▶ Requirement: Each line of the data that mentions the string "JSON" needs to be identified and copied.

Segment Start: Data records

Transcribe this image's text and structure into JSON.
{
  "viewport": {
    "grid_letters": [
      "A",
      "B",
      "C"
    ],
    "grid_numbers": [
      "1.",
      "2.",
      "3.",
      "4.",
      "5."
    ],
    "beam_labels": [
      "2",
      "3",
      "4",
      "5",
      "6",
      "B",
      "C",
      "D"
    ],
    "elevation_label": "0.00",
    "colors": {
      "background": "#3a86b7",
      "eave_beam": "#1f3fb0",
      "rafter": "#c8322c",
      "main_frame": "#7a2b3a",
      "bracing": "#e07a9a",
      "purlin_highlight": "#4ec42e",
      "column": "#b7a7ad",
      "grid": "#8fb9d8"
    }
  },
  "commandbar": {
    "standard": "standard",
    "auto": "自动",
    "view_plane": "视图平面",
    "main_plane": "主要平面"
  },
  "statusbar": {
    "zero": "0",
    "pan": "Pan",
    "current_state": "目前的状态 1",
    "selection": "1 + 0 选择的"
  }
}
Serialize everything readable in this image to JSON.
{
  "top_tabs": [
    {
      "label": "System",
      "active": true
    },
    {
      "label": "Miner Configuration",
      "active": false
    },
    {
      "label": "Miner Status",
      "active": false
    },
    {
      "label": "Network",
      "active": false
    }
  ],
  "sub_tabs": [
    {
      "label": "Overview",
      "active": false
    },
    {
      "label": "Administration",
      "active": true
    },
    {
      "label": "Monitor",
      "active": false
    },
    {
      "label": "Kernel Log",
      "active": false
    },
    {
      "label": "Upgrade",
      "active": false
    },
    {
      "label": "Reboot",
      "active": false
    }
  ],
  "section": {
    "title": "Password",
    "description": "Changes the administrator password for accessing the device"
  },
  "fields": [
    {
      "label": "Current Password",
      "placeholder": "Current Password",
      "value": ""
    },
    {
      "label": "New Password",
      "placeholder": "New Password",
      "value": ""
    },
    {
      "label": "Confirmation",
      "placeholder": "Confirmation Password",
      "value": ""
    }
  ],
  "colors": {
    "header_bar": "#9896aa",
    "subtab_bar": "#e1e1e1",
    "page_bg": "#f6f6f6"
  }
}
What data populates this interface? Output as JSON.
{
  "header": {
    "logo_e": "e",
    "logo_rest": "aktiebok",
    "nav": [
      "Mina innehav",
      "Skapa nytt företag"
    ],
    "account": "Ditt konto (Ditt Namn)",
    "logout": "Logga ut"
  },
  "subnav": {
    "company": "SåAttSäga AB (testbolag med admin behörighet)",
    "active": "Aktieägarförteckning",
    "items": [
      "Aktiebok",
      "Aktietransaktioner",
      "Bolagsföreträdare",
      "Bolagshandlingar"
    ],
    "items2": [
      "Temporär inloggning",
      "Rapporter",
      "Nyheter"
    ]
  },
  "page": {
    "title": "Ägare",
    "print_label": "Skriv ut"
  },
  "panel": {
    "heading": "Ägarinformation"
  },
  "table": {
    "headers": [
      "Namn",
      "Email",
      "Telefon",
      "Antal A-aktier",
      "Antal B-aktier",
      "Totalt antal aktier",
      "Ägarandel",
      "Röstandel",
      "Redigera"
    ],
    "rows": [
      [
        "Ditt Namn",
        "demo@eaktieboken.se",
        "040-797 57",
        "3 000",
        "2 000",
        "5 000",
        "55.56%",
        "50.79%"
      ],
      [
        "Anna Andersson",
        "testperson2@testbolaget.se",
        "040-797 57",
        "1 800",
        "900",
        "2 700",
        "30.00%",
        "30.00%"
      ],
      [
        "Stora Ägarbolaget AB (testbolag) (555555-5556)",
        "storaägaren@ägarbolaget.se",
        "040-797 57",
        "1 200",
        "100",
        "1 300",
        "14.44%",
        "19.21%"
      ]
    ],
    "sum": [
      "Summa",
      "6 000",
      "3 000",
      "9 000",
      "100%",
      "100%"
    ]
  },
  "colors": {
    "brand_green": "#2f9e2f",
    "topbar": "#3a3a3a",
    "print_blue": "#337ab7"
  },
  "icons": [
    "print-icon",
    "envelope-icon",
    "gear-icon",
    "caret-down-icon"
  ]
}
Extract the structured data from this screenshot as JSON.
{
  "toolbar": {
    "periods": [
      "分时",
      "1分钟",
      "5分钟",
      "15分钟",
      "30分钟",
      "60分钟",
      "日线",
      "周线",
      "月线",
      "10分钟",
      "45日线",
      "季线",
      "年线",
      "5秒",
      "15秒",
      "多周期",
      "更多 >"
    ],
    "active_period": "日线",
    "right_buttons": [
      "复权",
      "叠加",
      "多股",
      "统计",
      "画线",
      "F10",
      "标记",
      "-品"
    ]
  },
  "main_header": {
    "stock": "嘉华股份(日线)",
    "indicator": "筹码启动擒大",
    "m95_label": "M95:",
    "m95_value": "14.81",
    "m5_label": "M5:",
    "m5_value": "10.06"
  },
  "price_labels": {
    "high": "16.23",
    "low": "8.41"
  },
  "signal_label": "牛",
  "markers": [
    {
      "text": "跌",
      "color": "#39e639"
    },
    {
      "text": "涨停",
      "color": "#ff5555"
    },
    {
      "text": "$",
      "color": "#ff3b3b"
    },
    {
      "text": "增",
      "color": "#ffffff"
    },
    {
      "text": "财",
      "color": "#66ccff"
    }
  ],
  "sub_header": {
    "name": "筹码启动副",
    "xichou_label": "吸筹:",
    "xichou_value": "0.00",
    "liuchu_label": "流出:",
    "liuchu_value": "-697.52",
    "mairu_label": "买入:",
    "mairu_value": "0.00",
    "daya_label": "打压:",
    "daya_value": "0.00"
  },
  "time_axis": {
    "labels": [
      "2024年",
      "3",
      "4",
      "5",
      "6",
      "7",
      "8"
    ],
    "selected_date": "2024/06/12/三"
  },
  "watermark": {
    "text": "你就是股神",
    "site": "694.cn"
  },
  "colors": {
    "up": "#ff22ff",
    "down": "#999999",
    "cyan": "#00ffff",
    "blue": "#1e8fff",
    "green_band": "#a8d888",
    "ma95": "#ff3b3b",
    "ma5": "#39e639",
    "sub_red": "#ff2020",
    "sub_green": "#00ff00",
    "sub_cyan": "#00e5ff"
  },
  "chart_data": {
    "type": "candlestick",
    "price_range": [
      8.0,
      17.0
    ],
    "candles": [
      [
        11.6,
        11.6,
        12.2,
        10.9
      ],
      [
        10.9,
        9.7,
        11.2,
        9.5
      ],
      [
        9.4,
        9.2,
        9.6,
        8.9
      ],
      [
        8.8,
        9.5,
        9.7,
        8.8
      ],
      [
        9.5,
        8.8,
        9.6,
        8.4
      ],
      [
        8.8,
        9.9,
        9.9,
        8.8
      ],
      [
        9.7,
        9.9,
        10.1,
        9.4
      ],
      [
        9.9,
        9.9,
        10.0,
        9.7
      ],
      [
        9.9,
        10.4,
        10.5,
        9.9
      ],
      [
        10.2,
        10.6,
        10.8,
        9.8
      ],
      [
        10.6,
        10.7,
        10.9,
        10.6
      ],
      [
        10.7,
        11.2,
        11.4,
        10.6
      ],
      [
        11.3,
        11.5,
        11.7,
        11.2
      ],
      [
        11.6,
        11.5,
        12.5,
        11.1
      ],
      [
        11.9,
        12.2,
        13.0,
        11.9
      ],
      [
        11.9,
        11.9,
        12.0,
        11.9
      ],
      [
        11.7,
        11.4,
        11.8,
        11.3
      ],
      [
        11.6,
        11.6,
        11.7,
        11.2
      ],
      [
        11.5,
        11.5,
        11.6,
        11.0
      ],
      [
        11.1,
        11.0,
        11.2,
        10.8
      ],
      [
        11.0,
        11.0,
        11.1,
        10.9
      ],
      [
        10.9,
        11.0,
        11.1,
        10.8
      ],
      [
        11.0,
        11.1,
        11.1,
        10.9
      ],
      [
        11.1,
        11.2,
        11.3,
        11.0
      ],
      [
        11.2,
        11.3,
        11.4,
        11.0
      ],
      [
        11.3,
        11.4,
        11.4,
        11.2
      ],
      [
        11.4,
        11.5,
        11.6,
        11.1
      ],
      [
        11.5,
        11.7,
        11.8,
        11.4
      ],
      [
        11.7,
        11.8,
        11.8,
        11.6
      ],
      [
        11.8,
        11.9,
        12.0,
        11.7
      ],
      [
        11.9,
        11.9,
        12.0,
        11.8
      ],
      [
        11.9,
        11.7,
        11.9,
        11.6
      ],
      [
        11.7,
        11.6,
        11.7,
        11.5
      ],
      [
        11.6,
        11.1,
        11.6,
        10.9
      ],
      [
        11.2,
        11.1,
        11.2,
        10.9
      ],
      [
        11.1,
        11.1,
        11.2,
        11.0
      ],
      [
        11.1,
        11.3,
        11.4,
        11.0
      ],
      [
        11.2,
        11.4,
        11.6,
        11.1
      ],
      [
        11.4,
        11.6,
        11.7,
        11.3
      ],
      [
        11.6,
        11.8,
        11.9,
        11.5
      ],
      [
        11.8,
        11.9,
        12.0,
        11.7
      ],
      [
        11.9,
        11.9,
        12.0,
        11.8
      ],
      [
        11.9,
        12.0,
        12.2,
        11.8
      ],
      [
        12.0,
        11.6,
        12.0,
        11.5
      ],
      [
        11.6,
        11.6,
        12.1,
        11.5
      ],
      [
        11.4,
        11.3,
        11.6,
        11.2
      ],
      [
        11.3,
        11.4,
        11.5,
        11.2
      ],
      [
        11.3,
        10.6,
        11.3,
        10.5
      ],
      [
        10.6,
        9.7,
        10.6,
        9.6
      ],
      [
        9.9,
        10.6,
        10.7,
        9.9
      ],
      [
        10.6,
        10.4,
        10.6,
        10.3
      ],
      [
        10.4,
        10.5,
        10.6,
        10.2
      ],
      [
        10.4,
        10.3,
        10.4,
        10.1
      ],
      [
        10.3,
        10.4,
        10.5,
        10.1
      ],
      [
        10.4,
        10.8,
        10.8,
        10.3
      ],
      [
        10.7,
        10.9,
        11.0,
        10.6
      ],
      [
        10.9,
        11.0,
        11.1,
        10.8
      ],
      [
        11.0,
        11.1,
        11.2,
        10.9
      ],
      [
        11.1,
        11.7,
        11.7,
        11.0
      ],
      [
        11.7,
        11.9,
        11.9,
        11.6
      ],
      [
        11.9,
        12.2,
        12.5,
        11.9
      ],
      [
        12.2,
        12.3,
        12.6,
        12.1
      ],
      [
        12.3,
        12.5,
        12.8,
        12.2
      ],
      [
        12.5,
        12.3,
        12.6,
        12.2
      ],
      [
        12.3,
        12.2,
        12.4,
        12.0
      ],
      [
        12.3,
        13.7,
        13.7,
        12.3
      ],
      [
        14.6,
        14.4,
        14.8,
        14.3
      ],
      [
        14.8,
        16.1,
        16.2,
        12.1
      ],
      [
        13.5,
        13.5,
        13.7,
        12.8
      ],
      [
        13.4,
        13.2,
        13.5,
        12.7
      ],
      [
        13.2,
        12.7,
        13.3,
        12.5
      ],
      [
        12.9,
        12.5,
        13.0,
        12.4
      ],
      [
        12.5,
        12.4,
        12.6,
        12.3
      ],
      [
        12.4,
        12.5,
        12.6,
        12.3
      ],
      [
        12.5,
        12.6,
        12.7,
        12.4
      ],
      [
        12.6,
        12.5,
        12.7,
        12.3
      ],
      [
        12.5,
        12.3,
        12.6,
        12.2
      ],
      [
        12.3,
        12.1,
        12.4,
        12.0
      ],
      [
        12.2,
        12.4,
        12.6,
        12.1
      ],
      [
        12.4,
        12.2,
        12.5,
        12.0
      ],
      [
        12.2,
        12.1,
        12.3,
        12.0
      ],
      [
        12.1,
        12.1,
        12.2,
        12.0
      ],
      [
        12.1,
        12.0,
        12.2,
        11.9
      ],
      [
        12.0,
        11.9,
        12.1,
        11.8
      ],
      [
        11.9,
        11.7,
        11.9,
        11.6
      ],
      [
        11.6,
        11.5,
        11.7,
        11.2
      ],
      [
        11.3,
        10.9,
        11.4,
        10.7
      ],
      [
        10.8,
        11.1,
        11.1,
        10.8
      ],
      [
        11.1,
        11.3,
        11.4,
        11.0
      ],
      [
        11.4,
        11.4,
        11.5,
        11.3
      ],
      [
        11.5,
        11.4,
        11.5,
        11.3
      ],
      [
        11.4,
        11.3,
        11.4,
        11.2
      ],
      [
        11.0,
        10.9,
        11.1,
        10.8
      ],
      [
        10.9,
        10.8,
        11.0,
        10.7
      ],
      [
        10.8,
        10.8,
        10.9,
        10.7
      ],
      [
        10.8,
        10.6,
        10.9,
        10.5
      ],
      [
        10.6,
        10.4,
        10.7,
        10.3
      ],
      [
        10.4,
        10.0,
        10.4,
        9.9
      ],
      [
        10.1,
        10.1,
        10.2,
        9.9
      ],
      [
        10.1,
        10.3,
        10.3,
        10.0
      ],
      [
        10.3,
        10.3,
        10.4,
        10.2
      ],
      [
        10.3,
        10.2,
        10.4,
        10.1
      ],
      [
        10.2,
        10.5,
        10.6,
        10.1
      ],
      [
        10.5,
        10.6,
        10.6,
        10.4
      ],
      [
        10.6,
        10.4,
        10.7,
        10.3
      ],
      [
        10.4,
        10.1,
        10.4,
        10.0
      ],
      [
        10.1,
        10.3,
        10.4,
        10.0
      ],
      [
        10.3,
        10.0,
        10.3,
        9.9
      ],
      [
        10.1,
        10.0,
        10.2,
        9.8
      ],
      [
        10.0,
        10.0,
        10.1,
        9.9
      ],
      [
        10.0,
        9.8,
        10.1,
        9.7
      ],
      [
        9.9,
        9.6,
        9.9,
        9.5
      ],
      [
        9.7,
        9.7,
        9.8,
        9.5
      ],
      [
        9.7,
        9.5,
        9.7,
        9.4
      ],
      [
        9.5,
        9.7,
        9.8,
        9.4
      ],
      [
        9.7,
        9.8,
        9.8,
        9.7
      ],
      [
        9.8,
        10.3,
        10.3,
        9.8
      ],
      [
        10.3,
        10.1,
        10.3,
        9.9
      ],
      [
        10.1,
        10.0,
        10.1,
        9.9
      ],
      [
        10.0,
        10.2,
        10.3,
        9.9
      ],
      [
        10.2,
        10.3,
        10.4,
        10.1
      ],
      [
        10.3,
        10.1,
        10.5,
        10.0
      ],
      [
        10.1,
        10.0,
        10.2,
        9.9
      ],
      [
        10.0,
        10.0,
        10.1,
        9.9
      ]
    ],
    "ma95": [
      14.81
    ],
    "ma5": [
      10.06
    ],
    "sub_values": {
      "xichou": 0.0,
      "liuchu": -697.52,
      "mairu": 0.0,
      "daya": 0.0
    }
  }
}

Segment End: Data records

▶ Response below:
Transcribe this image's text and structure into JSON.
Serialize everything readable in this image to JSON.
What data populates this interface? Output as JSON.
Extract the structured data from this screenshot as JSON.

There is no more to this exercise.